Repeat the material exactly, leaving no line out.

****************

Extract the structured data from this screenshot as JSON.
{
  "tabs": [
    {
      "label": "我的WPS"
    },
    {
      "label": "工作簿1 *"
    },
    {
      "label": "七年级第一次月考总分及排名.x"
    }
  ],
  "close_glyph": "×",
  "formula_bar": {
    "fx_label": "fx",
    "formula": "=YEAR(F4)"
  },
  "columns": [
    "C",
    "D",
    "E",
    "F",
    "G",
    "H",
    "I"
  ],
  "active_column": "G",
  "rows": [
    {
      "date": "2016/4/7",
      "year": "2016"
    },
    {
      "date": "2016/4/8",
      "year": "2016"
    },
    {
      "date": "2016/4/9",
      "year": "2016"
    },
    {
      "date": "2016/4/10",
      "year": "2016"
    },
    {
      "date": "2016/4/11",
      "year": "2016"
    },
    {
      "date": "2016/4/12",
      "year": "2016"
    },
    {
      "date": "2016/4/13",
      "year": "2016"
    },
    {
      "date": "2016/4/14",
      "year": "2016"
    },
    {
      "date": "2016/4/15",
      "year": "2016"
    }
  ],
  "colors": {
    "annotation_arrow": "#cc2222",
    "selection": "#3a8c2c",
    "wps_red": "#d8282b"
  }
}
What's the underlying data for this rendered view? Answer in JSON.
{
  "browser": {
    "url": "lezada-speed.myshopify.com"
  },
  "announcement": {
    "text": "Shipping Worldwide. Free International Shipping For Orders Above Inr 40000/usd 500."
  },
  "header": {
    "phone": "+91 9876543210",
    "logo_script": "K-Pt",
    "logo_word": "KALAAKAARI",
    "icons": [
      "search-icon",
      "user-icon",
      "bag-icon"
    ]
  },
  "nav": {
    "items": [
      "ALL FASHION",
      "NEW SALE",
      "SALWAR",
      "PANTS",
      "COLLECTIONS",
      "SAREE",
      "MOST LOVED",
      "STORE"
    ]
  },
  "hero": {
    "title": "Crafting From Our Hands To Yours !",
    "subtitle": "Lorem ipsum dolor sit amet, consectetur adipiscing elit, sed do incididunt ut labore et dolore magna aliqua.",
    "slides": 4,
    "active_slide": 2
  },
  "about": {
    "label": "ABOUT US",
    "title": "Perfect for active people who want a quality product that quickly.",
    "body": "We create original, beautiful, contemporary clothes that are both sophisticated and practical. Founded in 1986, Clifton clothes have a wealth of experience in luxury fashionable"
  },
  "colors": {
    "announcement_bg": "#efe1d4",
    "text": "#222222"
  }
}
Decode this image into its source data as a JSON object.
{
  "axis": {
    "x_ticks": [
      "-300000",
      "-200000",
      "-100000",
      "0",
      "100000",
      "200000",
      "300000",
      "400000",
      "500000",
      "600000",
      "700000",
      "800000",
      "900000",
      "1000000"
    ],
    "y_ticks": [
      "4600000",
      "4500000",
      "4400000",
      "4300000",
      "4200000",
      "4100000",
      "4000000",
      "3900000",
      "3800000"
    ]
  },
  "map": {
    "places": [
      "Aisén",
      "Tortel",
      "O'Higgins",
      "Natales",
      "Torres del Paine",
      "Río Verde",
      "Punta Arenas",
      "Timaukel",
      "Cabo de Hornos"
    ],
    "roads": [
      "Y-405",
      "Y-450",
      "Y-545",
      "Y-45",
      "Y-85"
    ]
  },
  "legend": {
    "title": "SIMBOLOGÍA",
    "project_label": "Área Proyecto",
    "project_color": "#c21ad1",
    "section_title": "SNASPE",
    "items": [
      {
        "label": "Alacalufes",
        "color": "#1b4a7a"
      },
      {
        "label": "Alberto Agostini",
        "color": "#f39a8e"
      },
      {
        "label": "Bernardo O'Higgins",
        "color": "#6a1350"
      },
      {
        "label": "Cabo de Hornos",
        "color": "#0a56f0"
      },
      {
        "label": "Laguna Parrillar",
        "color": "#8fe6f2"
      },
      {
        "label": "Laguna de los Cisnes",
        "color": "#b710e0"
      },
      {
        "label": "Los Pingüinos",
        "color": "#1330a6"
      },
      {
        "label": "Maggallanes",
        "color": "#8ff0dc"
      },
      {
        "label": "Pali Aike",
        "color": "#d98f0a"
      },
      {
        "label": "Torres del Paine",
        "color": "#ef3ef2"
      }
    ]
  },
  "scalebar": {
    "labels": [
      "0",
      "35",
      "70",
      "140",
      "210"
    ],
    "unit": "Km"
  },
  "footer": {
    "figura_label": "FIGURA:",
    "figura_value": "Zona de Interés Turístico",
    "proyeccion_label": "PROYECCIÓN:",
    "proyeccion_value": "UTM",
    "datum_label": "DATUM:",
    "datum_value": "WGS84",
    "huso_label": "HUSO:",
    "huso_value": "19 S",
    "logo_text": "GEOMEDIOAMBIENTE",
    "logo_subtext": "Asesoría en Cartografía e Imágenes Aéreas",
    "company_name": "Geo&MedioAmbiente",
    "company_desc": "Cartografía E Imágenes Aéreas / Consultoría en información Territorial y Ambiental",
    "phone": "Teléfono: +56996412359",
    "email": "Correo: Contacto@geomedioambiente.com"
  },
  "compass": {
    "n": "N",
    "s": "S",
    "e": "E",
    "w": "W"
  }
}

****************

(Answer to the exercise)
Extract the structured data from this screenshot as JSON.
{
  "tabs": [
    {
      "label": "我的WPS"
    },
    {
      "label": "工作簿1 *"
    },
    {
      "label": "七年级第一次月考总分及排名.x"
    }
  ],
  "close_glyph": "×",
  "formula_bar": {
    "fx_label": "fx",
    "formula": "=YEAR(F4)"
  },
  "columns": [
    "C",
    "D",
    "E",
    "F",
    "G",
    "H",
    "I"
  ],
  "active_column": "G",
  "rows": [
    {
      "date": "2016/4/7",
      "year": "2016"
    },
    {
      "date": "2016/4/8",
      "year": "2016"
    },
    {
      "date": "2016/4/9",
      "year": "2016"
    },
    {
      "date": "2016/4/10",
      "year": "2016"
    },
    {
      "date": "2016/4/11",
      "year": "2016"
    },
    {
      "date": "2016/4/12",
      "year": "2016"
    },
    {
      "date": "2016/4/13",
      "year": "2016"
    },
    {
      "date": "2016/4/14",
      "year": "2016"
    },
    {
      "date": "2016/4/15",
      "year": "2016"
    }
  ],
  "colors": {
    "annotation_arrow": "#cc2222",
    "selection": "#3a8c2c",
    "wps_red": "#d8282b"
  }
}
What's the underlying data for this rendered view? Answer in JSON.
{
  "browser": {
    "url": "lezada-speed.myshopify.com"
  },
  "announcement": {
    "text": "Shipping Worldwide. Free International Shipping For Orders Above Inr 40000/usd 500."
  },
  "header": {
    "phone": "+91 9876543210",
    "logo_script": "K-Pt",
    "logo_word": "KALAAKAARI",
    "icons": [
      "search-icon",
      "user-icon",
      "bag-icon"
    ]
  },
  "nav": {
    "items": [
      "ALL FASHION",
      "NEW SALE",
      "SALWAR",
      "PANTS",
      "COLLECTIONS",
      "SAREE",
      "MOST LOVED",
      "STORE"
    ]
  },
  "hero": {
    "title": "Crafting From Our Hands To Yours !",
    "subtitle": "Lorem ipsum dolor sit amet, consectetur adipiscing elit, sed do incididunt ut labore et dolore magna aliqua.",
    "slides": 4,
    "active_slide": 2
  },
  "about": {
    "label": "ABOUT US",
    "title": "Perfect for active people who want a quality product that quickly.",
    "body": "We create original, beautiful, contemporary clothes that are both sophisticated and practical. Founded in 1986, Clifton clothes have a wealth of experience in luxury fashionable"
  },
  "colors": {
    "announcement_bg": "#efe1d4",
    "text": "#222222"
  }
}
Decode this image into its source data as a JSON object.
{
  "axis": {
    "x_ticks": [
      "-300000",
      "-200000",
      "-100000",
      "0",
      "100000",
      "200000",
      "300000",
      "400000",
      "500000",
      "600000",
      "700000",
      "800000",
      "900000",
      "1000000"
    ],
    "y_ticks": [
      "4600000",
      "4500000",
      "4400000",
      "4300000",
      "4200000",
      "4100000",
      "4000000",
      "3900000",
      "3800000"
    ]
  },
  "map": {
    "places": [
      "Aisén",
      "Tortel",
      "O'Higgins",
      "Natales",
      "Torres del Paine",
      "Río Verde",
      "Punta Arenas",
      "Timaukel",
      "Cabo de Hornos"
    ],
    "roads": [
      "Y-405",
      "Y-450",
      "Y-545",
      "Y-45",
      "Y-85"
    ]
  },
  "legend": {
    "title": "SIMBOLOGÍA",
    "project_label": "Área Proyecto",
    "project_color": "#c21ad1",
    "section_title": "SNASPE",
    "items": [
      {
        "label": "Alacalufes",
        "color": "#1b4a7a"
      },
      {
        "label": "Alberto Agostini",
        "color": "#f39a8e"
      },
      {
        "label": "Bernardo O'Higgins",
        "color": "#6a1350"
      },
      {
        "label": "Cabo de Hornos",
        "color": "#0a56f0"
      },
      {
        "label": "Laguna Parrillar",
        "color": "#8fe6f2"
      },
      {
        "label": "Laguna de los Cisnes",
        "color": "#b710e0"
      },
      {
        "label": "Los Pingüinos",
        "color": "#1330a6"
      },
      {
        "label": "Maggallanes",
        "color": "#8ff0dc"
      },
      {
        "label": "Pali Aike",
        "color": "#d98f0a"
      },
      {
        "label": "Torres del Paine",
        "color": "#ef3ef2"
      }
    ]
  },
  "scalebar": {
    "labels": [
      "0",
      "35",
      "70",
      "140",
      "210"
    ],
    "unit": "Km"
  },
  "footer": {
    "figura_label": "FIGURA:",
    "figura_value": "Zona de Interés Turístico",
    "proyeccion_label": "PROYECCIÓN:",
    "proyeccion_value": "UTM",
    "datum_label": "DATUM:",
    "datum_value": "WGS84",
    "huso_label": "HUSO:",
    "huso_value": "19 S",
    "logo_text": "GEOMEDIOAMBIENTE",
    "logo_subtext": "Asesoría en Cartografía e Imágenes Aéreas",
    "company_name": "Geo&MedioAmbiente",
    "company_desc": "Cartografía E Imágenes Aéreas / Consultoría en información Territorial y Ambiental",
    "phone": "Teléfono: +56996412359",
    "email": "Correo: Contacto@geomedioambiente.com"
  },
  "compass": {
    "n": "N",
    "s": "S",
    "e": "E",
    "w": "W"
  }
}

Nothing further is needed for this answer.